The device of Spacey looking into the camera to address the audience could have been hoary and crass, equal parts "Ferris Bueller's Day Off" and Showtime's bland, similarly titled "House of Lies," but the way it works here is ingenious and feels genuinely fresh – it offers not only key insight into Underwood's character (and it should be noted that Spacey hasn't been this good in years), but it also helps to clarify or untangle what is, in two episodes, already a sprawling and intricately knotty plot filled with dozens of characters (each with their own thorny motivation). And the way Fincher films these asides, too, is brilliant – instead of them coming across as pure fantasy, Fincher lingers, watching as Spacey's head turns away from the camera and back to a conversation he's having with another character that is actually in the room. It's a subtle little thing but it goes a long way to sell the stylistic tic.
"Chapter 2," is less beholden to the set-up, and portions of Underwood's scheme start to actually get done (what these things are, we're hesitant to reveal). Fincher, too, is able to luxuriate in this world, occasionally eschewing the dense political discussion for creating equally powerful sequences of domestic life between Claire and Frank. It's these moments that seem genuinely refreshing – it would be the first thing a TV executive or ad guy would say needed to be cut. "Why the fuck are they talking about a rowing machine? Lose it. Unless we could get product placement…" would probably be the note. But these are the scenes that help enrich and elevate "House of Cards."
A great moment from "Chapter 2" occurs when Underwood dispatches Russo to track down a classmate of the man the President wants to assign to Secretary of State (and whose name appeared on a seemingly anti-Semitic school newspaper article). It's grungy and filthy and funny and Stoll, along with Mara (who gets the best line of the pilot: "Brian, you're so sweet but if I was gonna fuck you, you'd know"), is an early candidate for MVP, his eyes going wild with possibility (and drugs). He's a character whose vices have gotten him ensnared by a far bigger devil. Amazingly, in these two episodes, Fincher and his collaborators have already established a kind of visual shorthand: when Spacey stands at the window with a hand-rolled cigarette, you know what that means, already. Especially when Wright, who has never looked so beautiful and sharp, joins him.
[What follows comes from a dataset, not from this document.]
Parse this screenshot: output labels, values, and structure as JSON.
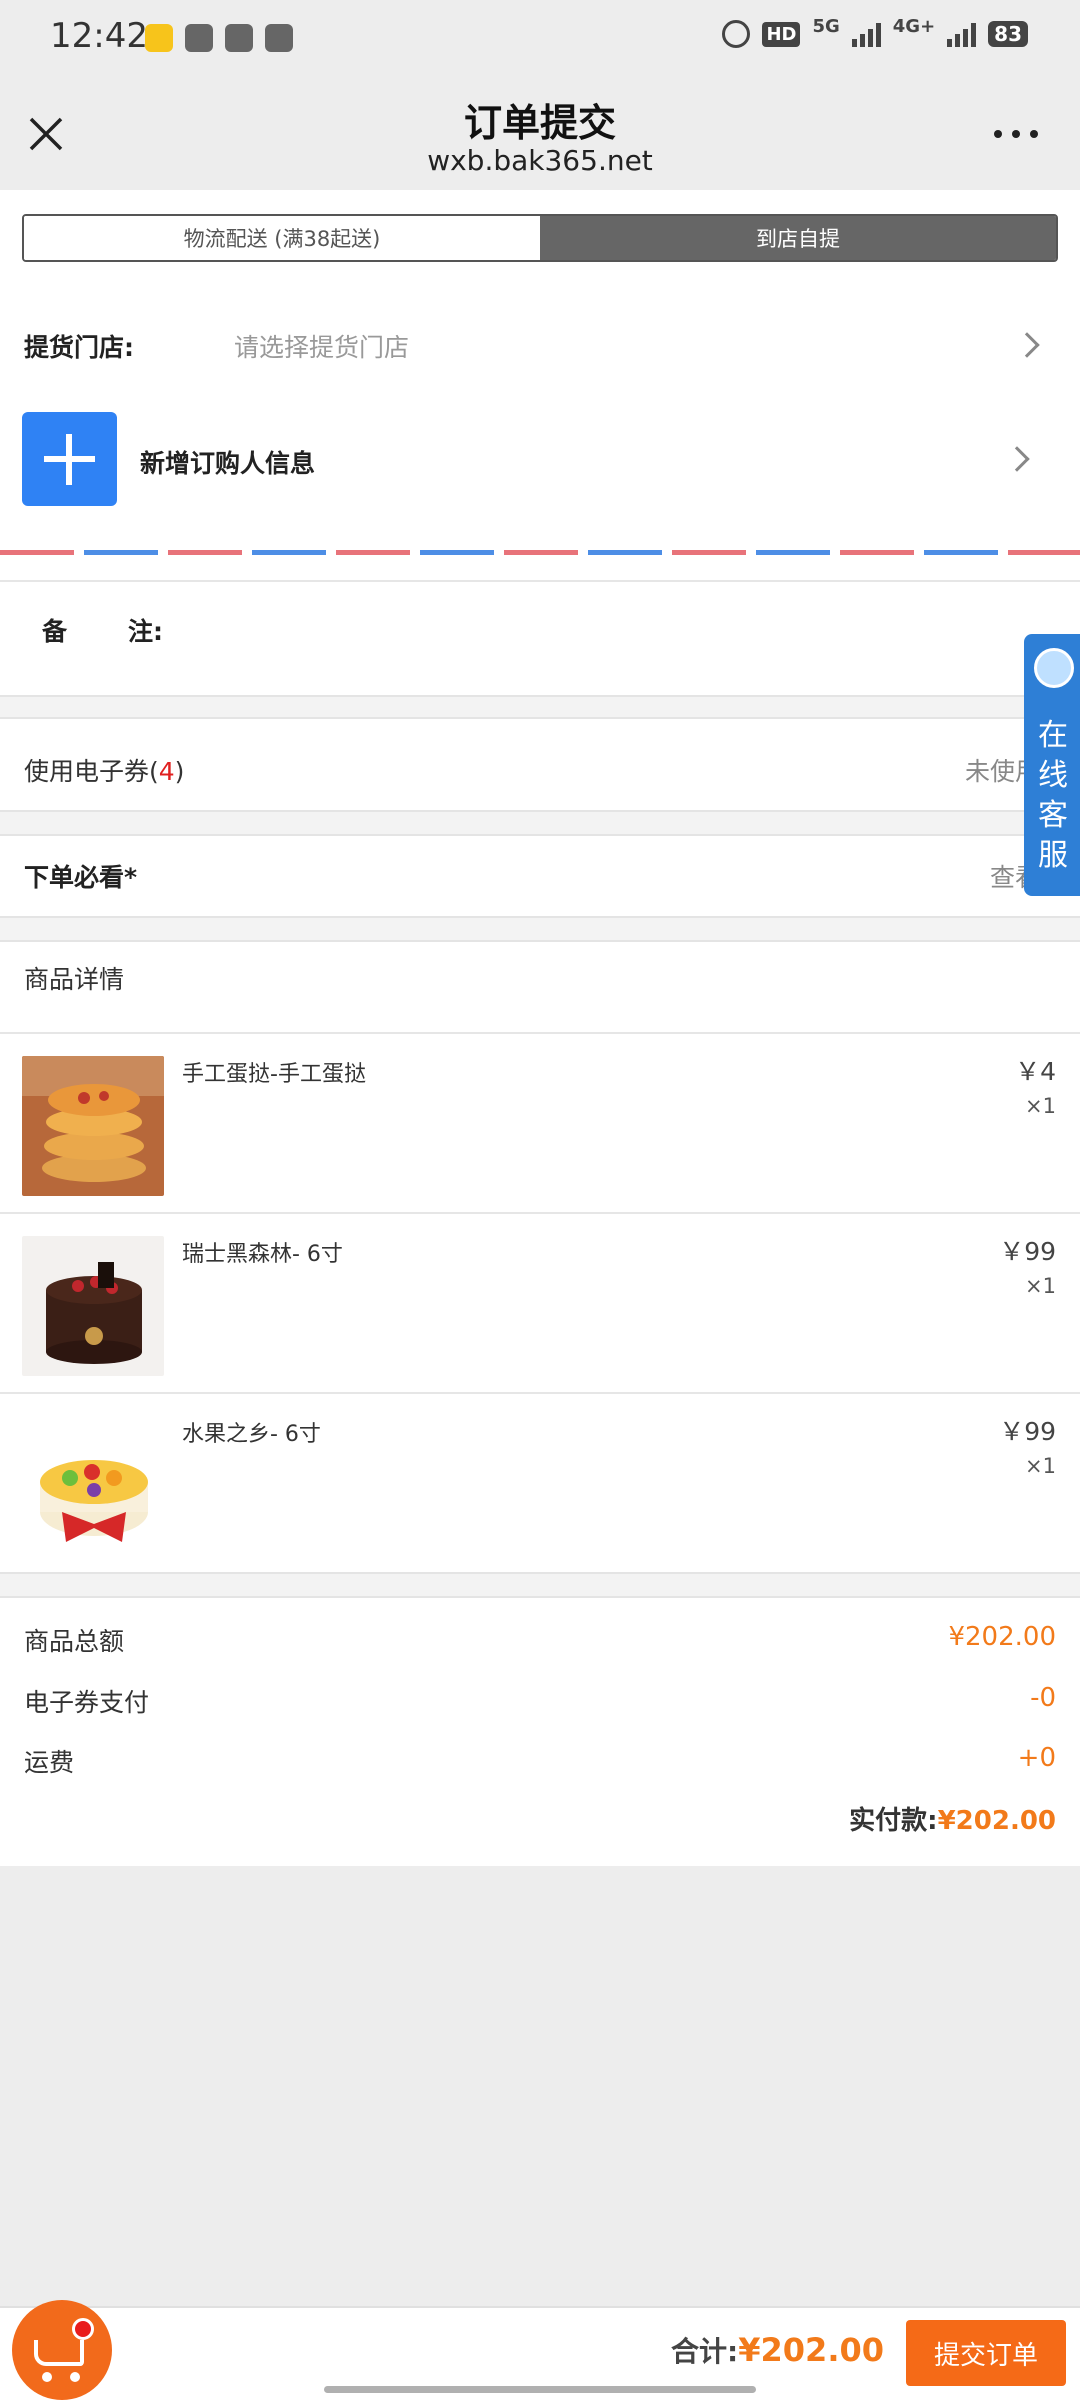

In "Chapter 1" Spacey coos, "I love that woman, I love her like a shark loves blood." It's easy to see why.
There is an element of dangerous unpredictability to "House of Cards," possibly aided by its nontraditional format, that is truly refreshing. It might be reminiscent of a number of genre tropes, and formally isn't all that different from the kind of material you could find on premium cable, but it has an energy and wit all its own. It seems and looks and feels genuinely different, and wholly brilliant. It will be interesting to see, as the series passes off to different directors, if this kind of toothsome energy can continue. Since all of the episodes are available now, we'll know soon enough, but we just hope this "House of Cards" doesn't come tumbling down as we continue to dive in. [First two episodes: A]
All thirteen episodes of "House Of Cards" Season One are now available on Netflix.